--- Provided information Enclosed Below ---

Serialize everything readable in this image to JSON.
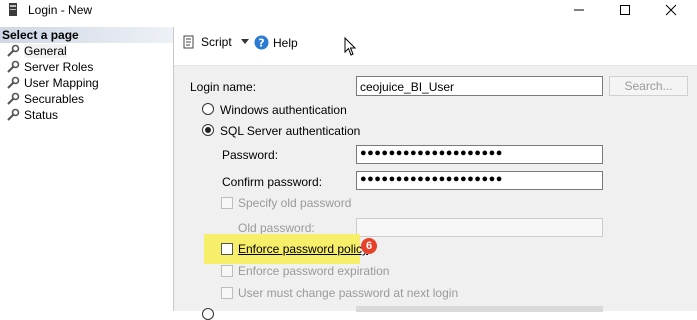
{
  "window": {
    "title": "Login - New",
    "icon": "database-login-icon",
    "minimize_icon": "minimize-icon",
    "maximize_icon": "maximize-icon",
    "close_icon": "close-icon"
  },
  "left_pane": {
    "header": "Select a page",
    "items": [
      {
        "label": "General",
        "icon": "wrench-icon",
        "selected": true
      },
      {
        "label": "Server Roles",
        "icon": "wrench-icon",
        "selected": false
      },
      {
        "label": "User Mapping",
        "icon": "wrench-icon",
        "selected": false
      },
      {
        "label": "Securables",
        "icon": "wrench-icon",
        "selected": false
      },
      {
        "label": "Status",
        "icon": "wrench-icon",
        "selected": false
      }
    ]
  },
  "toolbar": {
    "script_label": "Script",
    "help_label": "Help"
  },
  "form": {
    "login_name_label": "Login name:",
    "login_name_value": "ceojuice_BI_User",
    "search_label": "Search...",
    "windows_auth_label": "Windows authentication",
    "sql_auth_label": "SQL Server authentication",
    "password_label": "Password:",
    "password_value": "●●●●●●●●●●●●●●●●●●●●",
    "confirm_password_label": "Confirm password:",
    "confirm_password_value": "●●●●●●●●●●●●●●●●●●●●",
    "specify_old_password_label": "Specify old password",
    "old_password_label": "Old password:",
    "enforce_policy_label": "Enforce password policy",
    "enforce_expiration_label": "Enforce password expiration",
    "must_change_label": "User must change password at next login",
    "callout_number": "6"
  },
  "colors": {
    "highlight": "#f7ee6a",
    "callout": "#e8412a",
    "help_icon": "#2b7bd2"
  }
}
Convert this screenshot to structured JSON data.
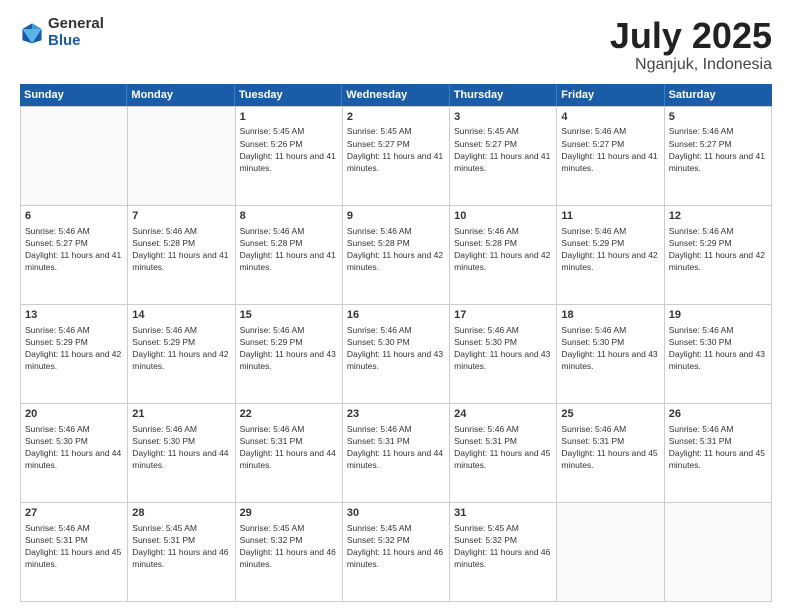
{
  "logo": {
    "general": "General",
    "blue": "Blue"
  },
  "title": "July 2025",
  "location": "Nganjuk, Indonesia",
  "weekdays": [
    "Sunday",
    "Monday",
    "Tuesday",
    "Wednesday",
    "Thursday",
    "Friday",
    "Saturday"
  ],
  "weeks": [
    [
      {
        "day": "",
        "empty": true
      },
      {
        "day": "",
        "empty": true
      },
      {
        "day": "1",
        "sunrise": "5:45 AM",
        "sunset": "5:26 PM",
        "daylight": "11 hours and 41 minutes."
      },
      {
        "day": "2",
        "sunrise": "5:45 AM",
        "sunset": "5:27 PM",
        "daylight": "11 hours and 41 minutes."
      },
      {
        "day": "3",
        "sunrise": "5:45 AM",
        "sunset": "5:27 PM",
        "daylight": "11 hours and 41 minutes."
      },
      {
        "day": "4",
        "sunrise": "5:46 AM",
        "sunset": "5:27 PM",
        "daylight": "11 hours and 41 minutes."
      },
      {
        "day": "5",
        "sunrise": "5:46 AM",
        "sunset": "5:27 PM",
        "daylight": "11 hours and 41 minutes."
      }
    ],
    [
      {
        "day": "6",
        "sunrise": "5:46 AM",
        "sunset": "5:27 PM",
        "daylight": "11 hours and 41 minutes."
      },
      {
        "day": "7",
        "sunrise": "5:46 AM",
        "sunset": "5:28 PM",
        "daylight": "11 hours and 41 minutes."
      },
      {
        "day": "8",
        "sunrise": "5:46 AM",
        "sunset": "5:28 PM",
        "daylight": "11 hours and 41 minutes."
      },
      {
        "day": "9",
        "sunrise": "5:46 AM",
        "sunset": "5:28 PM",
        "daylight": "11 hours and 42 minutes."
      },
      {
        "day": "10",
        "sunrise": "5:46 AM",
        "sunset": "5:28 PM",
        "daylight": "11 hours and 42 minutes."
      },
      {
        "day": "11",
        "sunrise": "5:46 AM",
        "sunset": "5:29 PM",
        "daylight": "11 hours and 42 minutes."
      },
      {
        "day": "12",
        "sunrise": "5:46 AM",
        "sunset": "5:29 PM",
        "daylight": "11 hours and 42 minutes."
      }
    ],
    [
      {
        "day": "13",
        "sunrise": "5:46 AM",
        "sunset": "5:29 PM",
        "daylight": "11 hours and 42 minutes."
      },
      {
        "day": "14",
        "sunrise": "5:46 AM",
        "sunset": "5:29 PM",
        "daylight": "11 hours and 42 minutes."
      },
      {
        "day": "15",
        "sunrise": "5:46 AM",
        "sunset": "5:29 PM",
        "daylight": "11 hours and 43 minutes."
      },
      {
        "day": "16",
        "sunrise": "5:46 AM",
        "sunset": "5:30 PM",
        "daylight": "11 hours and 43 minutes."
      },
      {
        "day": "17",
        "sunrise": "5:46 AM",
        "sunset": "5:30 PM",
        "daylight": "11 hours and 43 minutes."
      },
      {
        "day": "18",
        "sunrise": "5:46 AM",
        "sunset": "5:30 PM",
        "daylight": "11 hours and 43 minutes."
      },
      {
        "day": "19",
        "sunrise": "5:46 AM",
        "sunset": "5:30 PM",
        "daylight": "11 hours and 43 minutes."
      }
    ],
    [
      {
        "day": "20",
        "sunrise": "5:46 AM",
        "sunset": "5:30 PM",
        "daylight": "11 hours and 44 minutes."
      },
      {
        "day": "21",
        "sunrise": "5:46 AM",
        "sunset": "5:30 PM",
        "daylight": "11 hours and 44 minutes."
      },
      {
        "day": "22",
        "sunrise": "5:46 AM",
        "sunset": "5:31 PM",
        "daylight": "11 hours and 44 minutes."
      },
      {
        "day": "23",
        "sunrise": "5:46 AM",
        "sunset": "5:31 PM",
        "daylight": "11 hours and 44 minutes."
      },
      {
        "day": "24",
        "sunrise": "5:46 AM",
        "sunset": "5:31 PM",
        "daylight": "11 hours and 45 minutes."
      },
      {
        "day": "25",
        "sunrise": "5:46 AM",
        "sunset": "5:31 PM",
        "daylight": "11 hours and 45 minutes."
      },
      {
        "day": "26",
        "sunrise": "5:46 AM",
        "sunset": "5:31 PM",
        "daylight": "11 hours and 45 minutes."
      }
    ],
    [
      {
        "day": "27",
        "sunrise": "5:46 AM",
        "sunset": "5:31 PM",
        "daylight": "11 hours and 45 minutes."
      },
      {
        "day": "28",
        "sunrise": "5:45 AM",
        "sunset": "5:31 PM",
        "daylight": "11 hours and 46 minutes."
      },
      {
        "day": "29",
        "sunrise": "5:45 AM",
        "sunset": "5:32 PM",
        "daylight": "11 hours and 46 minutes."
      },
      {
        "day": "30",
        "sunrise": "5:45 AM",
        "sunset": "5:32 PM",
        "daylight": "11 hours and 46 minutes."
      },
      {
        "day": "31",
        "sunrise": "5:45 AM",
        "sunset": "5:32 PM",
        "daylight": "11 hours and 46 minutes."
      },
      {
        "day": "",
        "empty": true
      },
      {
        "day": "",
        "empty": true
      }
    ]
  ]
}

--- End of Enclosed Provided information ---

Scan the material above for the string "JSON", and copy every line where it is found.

Completed task =>
Serialize everything readable in this image to JSON.
Convert this screenshot to structured JSON data.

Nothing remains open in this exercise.